Vixens & Villains
“Movies will make you famous; television will make you rich; but theatre will make you good.” – Terrence Mann, actor, singer, director, songwriter and dancer.
If we’re being honest, Orlando never lived up to its oh-so-creative moniker “Hollywood of the East.” Sure, some Nickelodeon game shows were filmed here for a while, and Adam Sandler’s The Water Boy was supposed to take place in Louisiana and all the cars had Florida license plates. But really, Orlando never raked in the big blockbusters.
While “Broadway of the South” should never even be attempted as a nickname, Orlando is in fact a tremendous hub for live theater. And in Orlando, this love for theater starts young. In addition to the various acting and musical theater classes and camps that are available for students starting at age can-you-speak, Orlando is home to Dr. Phillips High School and its Visual & Performing Arts magnet program — one of the best theater programs in the country.
Once you’re all grown up and just want to be an audience member, Orlando’s live theater venues include the Bob Carr Performing Arts Centre, Orlando Repertory Theatre, Mad Cow Theatre, Orlando Shakespeare Theater, The Plaza Live, Annie Russell Theatre, and countless others. In addition, Orlando plays host to annual theater events throughout the year. One of the longest running events of its kind is Mad Cow’s Orlando Cabaret Festival. Now in its 11th year, the Orlando Cabaret Festival introduces residents and visitors to some of the world’s most preeminent cabaret, Broadway and jazz artists.
Without a doubt, the best part about Mad Cow Theatre in downtown Orlando is its intimate atmosphere. Yes, the full bar, incredibly friendly staff and ideal location are also in the “Pluses” column. But it’s the “oh my gosh the stage is so close!” part that really makes Mad Cow a great theater venue. It appeals to everyone from theater veterans to newbies, and the occasional child or significant other who may or may not have been dragged against their will. But in this theater, it’s nearly impossible to not be captivated. Audience members in the front row are basically onstage, and those in the very last row can’t laugh, cry or pick their nose without the performers seeing them.
The first weekend of the 11th annual Orlando Cabaret Festival featured veteran musical theater actress Emily Skinner, who is best known for her Broadway roles in Side Show, The Full Monty and Billy Elliot.
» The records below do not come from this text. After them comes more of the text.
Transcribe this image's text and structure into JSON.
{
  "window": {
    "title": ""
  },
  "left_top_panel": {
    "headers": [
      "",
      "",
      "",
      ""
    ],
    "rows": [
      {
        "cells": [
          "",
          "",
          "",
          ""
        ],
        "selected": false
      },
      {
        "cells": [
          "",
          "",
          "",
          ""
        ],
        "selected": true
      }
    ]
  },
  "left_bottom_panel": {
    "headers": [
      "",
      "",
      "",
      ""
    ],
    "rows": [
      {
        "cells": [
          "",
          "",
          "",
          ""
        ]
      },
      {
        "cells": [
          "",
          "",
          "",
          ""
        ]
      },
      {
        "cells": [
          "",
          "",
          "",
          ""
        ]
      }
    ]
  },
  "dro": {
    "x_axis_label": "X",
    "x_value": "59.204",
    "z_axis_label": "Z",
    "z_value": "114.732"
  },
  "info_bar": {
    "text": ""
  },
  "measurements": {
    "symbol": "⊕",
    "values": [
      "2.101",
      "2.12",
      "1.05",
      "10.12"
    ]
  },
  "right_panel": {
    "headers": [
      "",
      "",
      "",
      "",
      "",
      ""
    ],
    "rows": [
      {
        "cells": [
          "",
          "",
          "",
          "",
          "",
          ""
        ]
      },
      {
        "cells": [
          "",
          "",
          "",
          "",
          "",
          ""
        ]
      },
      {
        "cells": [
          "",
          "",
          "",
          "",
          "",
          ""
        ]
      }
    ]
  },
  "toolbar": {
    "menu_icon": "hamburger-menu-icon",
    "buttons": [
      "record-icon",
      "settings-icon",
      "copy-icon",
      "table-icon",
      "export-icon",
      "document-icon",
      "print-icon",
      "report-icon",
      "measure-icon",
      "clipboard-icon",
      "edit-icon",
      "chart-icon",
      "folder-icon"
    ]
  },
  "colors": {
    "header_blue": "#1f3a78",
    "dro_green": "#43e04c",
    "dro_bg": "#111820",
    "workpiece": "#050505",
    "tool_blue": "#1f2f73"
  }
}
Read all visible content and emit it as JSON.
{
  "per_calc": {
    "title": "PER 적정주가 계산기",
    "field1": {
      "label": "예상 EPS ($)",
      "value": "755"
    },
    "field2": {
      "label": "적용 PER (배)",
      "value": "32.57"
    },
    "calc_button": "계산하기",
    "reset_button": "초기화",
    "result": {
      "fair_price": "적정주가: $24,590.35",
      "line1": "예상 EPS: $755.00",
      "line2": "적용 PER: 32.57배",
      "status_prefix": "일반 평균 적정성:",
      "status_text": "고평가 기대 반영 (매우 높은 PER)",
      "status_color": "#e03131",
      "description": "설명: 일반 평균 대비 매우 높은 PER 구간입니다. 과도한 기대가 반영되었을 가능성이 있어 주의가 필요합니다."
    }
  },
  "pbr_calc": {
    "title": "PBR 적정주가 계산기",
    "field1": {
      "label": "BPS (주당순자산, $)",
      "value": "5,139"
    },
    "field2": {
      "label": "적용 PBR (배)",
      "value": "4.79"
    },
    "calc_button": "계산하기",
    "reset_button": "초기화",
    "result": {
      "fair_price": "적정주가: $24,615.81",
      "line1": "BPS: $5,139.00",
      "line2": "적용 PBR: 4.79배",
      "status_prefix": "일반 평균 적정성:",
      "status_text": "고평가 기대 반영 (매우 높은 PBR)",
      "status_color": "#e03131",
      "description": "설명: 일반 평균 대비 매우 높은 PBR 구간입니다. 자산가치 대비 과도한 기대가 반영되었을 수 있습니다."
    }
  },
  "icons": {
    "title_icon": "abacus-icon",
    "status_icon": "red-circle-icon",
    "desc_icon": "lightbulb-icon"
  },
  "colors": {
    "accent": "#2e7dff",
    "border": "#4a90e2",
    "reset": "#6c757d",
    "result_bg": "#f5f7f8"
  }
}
The show consisted of just Emily onstage with a microphone and her (quite attractive) accompanist. For those who love theater, this is the true appeal of the Orlando Cabaret Festival — just you and an incredibly talented performer hanging out, catching up, telling funny stories and occasionally bursting into song.
In between singing Broadway classics and current hits, Emily told humorous and personal stories about her life and adventures in the Big Apple. She always plays either the villain or the slut; she was cast in Billy Elliott because she wasn’t afraid to be mean to the child actors; she adores Julie Andrews, who she just recently met and is as sweet as she seems; she knows way too much about musical theater history; she does a phenomenal Send in the Clowns, which is not supposed to be funny; and she said the F word (more than once) at an awards gala that was attended by the vice president. Classy. Or, “Classy with K,” according to Emily.
The 60+ minute show flew by, as Emily engaged the audience with her charming personality and an incredible variety of songs — everything from Disney’s The Little Mermaid to Quilt, A Musical Celebration, based on stories for, from and about the AIDS memorial quilt. This was Emily’s first year at the Orlando Cabaret Festival, and I sincerely hope it won’t be her last. Because I’m definitely coming back next year to hopefully visit with Emily again and meet some of the other cabaret performers. I’ll be the one in the front row, sitting in the spotlights.